|LinkedIn References||You have a high degree of control. Vetted references on your LinkedIn profile||It’s always great to have confirmation that you’ve worked with others, and see where you’re really strong||Believable, but filtered by you, so for many recruiters and hiring folks this is confirmation –not an unbiased review.||Careful here, this can quickly become quid pro quo, and you should be selective of who gives your references. Do this too much and you’ll look like a suck up. I’ve limited my usage of doing it.|
|Unvarnished References||You have a low degree of control. This controversial new site uses FB connect to verify identity but allows people to give unbiased anonymous reviews of your work.||Finally, an platform for unbiased reviews, people can say what they really want about your strengths and weaknesses.||Negative information will surface about you, and the more successful you are, the more likely this is to happen||Unvarnished has a series of checks and balances setup to ensure reviewers are real people and have experience working with others.|
|You have a variable degree of control. Google owns reputations, and what surfaces on the top few pages on your name are key. News articles, blog posts, and wikipedia pages that discuss you will score high.||Recruiters will certainly seek to find out about you, and the chance to score high with positive content are high.||If someone has trashed you online expect it to surface. Lack of control of what can surface.||Develop an online personal brand strategy to ensure your top results are clean. In the worst case scenario consider a name change or hire a reputation firm to help, I’m sure they’ll leave comments below.|
Build a Career Strategy Around Your Online Reputation
Don’t idly stand by for someone else to own your online reputation develop a strategy now.
- Be proactive, you’re responsible for your own reputation. Change your mindset, you must be managing your online reputation if you choose not to participate. Setup Google Alerts for your own namesake and that of your family members. Recognize that there’s an incredible amount of your ‘private’ information already available through Zabasearch (which gleans public records you’ve used from mortgages, loans, and magazine subscriptions), combined with Google Maps of your home layout, and Zillow to find home value, an incredible amount of information is already out there. For best results, use the matrix above to decide which toolset will best be used for your strategy.

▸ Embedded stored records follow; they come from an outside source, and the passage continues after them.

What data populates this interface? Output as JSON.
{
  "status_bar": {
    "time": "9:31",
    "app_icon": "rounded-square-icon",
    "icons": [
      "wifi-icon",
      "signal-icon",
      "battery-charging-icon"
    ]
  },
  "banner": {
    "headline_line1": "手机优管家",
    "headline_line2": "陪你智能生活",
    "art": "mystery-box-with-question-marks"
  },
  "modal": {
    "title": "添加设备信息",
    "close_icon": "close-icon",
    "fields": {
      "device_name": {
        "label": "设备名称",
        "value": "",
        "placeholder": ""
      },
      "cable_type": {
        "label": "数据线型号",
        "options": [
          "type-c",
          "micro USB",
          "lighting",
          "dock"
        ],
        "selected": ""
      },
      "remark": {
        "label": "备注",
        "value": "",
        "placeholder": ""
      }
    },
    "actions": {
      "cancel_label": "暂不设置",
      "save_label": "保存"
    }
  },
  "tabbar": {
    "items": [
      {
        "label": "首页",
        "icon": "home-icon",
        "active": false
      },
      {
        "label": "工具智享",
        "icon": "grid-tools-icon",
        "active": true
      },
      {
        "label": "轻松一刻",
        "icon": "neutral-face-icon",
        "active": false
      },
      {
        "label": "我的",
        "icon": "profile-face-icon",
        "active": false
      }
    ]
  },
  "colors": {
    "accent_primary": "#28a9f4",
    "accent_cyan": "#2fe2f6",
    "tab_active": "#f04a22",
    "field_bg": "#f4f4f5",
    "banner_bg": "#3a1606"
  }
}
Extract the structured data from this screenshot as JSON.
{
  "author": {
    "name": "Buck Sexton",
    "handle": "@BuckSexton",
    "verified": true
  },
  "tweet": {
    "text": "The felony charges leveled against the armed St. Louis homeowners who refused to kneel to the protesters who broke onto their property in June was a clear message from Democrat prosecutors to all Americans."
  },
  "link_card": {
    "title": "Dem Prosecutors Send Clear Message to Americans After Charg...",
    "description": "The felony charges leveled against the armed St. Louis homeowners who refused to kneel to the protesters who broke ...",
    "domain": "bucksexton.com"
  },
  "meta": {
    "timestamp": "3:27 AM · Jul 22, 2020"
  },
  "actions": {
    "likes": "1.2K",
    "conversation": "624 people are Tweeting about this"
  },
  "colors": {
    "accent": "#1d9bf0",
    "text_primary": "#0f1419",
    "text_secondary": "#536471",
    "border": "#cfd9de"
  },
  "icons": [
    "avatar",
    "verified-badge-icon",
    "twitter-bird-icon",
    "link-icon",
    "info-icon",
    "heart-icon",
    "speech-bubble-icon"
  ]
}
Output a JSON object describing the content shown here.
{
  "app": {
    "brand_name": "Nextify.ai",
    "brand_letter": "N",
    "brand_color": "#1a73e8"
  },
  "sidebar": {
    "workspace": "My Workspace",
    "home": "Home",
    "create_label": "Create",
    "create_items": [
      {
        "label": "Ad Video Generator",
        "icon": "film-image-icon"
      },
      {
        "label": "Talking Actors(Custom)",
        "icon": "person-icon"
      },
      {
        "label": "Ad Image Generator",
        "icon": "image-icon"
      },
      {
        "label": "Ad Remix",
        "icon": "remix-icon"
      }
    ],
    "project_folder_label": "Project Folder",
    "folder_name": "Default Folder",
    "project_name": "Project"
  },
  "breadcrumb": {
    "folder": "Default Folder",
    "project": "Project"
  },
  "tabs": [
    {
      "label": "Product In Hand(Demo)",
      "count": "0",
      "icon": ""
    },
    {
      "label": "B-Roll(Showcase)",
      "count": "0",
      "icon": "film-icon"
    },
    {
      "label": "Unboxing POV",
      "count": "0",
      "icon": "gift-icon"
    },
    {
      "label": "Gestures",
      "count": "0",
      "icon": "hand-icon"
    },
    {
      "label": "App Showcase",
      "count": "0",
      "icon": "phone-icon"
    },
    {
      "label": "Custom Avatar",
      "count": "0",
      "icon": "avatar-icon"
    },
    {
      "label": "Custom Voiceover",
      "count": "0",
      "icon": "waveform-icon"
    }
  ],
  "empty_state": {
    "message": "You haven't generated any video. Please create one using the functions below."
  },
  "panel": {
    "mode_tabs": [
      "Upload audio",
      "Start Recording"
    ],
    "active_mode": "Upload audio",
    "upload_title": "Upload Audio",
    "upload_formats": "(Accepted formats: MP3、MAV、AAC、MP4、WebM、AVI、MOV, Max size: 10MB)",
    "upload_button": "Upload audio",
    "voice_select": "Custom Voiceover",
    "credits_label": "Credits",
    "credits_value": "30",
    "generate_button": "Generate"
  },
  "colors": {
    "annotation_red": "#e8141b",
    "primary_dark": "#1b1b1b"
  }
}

- Develop an online career strategy –be decisive. Every time you press a keyboard key you’re leaving a digital snail trail online. Recognize that every online and social interaction you make is forever leaving a mark online. Those that do so in public forums may be haunted for years or as long as the internet is available. Be sure to educate the millennials on the impacts that their online antics have to their future careers –likely they have no idea of the ramifications as they can’t see beyond next weekend.
- Develop tactics to minimize risk. No doubt those that climb the corporate ladder step on a few toes to get there, and those that want to develop a career or personal brand will act outlandish on occasion to get attention. With those opportunities come risk, and those that are aggressive online will certainly have detractors. Develop PR skills that professionals have, understand the basics of SEO, own your own namesake domain, and continue to publish on a blog for greatest results. Those in reputation slump will likely look at online tools that defend reputations or try to clean up past mistakes, those in more dire situations will change their name.
I hope this was helpful, both to corporate web strategists, but to all professionals. Please leave your tips below in the comments.